Elemind is also working with a team involving researchers at McGill and the Leuven Brain Institute to determine if the technology can enhance memory consolidation in deep sleep and perhaps have some usefulness for people with mild cognitive impairment and other memory disorders.

Neely would love to see more applications investigated in the future.

“Inverse alpha stimulation [enhancing instead of suppressing the signal] could increase arousal,” he says. “That’s something I’d love to look into. And looking into mental-health treatment would be interesting, because phase coupling between the different brain regions appears to be an important factor in depression and anxiety disorders.”

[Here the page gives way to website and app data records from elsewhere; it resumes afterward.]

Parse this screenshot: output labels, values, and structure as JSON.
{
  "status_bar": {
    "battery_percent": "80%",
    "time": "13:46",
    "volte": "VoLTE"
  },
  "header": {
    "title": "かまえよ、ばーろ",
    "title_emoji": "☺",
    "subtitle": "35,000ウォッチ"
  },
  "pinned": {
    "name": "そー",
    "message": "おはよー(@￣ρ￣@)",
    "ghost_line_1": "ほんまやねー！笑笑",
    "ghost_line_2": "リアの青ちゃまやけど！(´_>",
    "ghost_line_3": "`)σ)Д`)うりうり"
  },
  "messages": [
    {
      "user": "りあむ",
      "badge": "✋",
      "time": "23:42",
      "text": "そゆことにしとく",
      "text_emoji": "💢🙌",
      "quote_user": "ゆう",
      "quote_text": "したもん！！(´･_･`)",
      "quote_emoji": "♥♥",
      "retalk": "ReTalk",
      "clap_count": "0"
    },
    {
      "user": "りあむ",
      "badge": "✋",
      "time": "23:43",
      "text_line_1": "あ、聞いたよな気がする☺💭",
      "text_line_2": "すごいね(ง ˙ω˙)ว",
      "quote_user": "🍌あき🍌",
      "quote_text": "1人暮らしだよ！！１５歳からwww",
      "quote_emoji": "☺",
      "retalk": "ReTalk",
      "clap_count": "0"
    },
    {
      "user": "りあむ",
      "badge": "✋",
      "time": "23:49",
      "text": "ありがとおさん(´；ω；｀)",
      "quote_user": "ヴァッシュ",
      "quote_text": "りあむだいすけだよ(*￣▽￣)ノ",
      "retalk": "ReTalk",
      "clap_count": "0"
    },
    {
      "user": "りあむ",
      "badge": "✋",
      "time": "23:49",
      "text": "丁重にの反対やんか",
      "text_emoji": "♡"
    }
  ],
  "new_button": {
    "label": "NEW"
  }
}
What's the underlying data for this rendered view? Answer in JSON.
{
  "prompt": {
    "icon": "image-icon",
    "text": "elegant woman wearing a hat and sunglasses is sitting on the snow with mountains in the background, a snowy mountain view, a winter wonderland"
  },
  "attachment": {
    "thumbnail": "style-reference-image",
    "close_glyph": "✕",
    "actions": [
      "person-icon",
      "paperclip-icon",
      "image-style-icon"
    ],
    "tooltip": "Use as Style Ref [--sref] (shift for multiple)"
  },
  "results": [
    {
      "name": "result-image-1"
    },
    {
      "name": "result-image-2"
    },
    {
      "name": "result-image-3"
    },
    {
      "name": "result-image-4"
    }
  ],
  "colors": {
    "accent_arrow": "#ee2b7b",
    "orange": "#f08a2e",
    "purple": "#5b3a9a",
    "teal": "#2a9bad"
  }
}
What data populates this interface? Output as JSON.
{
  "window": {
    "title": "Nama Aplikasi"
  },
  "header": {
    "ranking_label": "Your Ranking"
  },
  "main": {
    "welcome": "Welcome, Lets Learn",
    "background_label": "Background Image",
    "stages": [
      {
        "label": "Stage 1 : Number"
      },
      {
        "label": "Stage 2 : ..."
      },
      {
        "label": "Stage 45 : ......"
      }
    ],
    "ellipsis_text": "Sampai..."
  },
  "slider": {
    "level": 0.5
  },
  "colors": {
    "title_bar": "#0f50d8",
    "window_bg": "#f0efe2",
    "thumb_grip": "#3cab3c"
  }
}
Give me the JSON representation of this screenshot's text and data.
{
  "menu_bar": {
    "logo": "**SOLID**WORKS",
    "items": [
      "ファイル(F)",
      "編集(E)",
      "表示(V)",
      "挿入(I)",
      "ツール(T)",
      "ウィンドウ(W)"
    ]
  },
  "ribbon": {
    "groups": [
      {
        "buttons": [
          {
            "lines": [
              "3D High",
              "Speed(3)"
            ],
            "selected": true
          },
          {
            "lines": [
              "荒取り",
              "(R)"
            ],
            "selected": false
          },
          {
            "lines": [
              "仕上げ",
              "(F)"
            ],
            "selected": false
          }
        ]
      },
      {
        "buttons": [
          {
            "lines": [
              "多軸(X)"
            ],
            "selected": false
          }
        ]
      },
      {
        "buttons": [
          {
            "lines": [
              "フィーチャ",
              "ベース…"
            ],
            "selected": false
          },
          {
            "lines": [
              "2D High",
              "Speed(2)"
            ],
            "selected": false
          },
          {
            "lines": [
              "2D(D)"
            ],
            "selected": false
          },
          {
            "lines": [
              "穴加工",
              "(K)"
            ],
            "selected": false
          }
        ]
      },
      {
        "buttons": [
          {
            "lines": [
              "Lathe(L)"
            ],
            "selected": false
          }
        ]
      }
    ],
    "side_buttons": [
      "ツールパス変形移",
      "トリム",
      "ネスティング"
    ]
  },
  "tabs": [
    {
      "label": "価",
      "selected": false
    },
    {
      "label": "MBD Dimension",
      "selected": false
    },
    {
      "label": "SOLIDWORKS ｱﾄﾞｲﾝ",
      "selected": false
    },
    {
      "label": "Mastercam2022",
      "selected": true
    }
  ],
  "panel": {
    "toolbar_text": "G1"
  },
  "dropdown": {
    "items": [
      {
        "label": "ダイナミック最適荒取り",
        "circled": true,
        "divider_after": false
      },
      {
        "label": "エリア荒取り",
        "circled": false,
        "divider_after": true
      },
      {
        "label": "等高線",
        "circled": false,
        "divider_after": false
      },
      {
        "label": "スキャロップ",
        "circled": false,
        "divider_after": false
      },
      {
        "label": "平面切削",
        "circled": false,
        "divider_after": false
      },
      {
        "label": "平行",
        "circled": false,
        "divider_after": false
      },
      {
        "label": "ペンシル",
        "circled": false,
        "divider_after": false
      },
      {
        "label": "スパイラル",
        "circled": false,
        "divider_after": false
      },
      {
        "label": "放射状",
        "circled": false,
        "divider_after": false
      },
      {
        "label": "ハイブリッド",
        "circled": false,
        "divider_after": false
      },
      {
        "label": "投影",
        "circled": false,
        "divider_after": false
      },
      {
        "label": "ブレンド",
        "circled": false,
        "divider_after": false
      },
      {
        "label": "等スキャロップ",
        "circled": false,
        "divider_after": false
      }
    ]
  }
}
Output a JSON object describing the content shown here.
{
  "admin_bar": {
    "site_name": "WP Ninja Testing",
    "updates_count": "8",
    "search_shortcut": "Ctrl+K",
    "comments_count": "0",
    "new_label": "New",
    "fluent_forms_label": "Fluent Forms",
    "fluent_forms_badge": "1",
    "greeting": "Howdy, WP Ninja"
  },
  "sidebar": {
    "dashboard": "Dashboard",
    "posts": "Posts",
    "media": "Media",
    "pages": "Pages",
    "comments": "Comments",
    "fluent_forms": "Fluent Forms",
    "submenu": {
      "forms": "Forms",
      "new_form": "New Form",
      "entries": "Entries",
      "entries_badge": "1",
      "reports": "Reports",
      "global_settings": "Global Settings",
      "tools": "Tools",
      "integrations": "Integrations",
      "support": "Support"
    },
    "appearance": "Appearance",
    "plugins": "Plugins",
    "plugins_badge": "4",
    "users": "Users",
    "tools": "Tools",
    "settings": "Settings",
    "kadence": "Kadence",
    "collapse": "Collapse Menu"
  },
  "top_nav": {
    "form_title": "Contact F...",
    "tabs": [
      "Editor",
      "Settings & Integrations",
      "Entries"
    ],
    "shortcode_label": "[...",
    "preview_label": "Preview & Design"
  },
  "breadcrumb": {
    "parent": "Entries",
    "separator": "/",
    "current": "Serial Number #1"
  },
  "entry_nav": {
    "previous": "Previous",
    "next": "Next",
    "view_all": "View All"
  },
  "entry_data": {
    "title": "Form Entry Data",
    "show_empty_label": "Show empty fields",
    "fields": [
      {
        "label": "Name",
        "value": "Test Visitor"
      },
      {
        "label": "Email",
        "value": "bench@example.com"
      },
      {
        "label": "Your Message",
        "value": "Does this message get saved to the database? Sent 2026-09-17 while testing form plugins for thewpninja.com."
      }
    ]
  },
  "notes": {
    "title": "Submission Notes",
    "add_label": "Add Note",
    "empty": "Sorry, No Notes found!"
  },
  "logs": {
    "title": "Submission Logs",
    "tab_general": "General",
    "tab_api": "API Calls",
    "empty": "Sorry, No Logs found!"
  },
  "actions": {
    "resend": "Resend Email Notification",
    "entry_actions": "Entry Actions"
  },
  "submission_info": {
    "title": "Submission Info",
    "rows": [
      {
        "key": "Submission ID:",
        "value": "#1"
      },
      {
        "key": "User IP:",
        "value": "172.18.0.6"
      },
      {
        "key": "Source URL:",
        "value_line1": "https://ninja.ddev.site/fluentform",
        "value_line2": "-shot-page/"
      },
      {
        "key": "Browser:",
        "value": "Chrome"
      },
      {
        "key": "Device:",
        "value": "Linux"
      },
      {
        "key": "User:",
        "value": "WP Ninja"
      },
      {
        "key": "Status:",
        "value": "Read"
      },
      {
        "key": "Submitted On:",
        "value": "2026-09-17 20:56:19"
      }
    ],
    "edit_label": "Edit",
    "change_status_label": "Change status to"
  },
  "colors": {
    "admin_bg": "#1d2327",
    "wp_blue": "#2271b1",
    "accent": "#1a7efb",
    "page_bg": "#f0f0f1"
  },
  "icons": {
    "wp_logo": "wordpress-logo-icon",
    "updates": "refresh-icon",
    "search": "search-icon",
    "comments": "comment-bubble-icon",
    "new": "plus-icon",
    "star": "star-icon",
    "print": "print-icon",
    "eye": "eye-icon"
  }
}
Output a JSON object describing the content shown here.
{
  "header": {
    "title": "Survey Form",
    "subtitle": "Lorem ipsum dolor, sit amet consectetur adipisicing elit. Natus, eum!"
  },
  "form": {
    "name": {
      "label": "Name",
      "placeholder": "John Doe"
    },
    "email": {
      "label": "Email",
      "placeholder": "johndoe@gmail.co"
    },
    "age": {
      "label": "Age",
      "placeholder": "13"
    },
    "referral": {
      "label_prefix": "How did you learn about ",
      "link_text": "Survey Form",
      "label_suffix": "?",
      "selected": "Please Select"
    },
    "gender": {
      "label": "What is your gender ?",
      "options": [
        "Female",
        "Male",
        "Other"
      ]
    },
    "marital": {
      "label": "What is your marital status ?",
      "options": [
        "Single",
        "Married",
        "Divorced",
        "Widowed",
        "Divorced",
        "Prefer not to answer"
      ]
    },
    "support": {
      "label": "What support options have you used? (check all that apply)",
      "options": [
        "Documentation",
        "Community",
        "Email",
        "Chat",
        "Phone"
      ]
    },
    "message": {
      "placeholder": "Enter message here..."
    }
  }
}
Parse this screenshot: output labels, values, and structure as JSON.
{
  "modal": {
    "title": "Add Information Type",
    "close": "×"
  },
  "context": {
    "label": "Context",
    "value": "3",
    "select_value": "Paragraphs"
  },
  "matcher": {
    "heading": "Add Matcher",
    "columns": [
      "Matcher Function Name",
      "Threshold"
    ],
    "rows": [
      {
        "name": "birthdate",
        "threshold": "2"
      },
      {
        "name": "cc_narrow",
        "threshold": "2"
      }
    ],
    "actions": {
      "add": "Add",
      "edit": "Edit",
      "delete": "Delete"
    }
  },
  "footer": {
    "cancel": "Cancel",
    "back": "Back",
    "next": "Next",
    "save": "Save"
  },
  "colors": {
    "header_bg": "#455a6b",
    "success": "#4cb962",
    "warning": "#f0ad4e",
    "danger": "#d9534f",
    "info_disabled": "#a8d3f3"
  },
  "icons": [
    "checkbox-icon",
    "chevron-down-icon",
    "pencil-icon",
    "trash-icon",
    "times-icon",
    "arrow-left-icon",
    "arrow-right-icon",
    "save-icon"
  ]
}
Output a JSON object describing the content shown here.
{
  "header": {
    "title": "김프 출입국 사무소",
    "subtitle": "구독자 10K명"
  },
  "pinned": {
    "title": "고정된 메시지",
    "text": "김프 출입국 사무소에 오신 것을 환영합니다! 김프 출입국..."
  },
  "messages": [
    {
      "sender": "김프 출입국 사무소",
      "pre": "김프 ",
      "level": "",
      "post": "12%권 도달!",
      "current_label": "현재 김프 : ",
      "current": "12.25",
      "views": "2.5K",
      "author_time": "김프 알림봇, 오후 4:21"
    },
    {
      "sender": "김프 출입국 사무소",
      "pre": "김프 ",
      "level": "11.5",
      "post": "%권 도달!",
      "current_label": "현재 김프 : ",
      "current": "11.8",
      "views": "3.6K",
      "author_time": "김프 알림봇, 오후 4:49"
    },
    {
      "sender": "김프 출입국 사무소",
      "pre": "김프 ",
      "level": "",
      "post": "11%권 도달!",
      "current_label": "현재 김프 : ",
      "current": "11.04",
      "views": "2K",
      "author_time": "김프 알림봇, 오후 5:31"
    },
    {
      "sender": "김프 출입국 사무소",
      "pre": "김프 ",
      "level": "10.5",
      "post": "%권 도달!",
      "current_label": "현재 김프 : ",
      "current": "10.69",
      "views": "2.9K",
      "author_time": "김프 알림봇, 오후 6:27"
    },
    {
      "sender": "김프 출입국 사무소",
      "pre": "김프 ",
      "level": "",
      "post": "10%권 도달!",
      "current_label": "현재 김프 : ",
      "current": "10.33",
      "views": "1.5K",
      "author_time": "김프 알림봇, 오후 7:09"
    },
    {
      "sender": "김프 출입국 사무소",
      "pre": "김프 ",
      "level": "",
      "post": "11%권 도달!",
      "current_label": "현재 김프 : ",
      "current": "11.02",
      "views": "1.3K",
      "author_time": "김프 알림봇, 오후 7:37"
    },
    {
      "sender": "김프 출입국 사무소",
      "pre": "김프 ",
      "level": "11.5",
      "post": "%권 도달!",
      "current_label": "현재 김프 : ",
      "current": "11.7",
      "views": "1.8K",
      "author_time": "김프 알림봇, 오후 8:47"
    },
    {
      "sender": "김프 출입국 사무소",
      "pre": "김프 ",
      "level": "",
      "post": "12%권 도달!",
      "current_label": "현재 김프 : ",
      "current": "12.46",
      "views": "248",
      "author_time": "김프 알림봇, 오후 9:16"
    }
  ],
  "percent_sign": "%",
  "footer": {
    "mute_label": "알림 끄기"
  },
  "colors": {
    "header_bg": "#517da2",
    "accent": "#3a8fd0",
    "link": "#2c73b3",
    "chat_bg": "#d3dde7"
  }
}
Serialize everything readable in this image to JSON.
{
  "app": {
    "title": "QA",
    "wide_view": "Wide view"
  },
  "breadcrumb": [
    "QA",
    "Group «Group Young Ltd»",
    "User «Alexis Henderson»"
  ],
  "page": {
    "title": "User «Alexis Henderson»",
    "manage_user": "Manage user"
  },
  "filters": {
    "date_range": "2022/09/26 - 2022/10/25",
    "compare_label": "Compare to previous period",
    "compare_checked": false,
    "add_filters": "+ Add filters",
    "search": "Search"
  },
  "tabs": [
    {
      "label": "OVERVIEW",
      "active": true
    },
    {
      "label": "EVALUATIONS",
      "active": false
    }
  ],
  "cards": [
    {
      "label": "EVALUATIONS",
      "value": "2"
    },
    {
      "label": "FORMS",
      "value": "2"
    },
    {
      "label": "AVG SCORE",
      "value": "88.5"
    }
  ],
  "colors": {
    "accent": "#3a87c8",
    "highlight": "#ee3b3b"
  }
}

Perry, who previously founded the wireless power startup UBeam, cofounded Elemind with four university professors with expertise in neuroscience, optogenetics, biomedical engineering, and artificial intelligence. The company has $12 million in funding to date and currently has 13 employees.

Preorders at $349 start today for beta units, and Elemind expects to start general sales later this year. The company will offer customers an optional membership at $7 to $13 monthly that will allow cloud storage of sleep data and access to new apps as they are released.

The Conversation (2)
Sean Ewing
Sean Ewing16 Jun, 2024

While I can't discount that this product does something, early afternoon is, in fact, the ideal time to induce sleep in terms of circadian rhythms (particularly if this was post-lunch). As sleep researchers like Matthew Walker say, never give a presentation at that hour because your audience is bound to be half-asleep.

Anjan Saha
Anjan Saha08 Jun, 2024

We do not know why people have social backlash or stigma for visiting Psychiatric Clinics

for taking Medical Science help or treatment from Doctors in taking medicine or other treatment by getting MRI/CT Scan or EEG of their Brain for Insomnia or Hypertension or Anxiety like disorder. Insomnia is a very serious disease and may cause Hypertension or High blood pressure and afterwards it will affect other body organs also can cause Cerebral strokes, brain-body paralysis or malfunctioning of heart. There are other serious infectious diseases like HIV AIDS, CANCER, TB,Leprosy which Society/Religious people ignore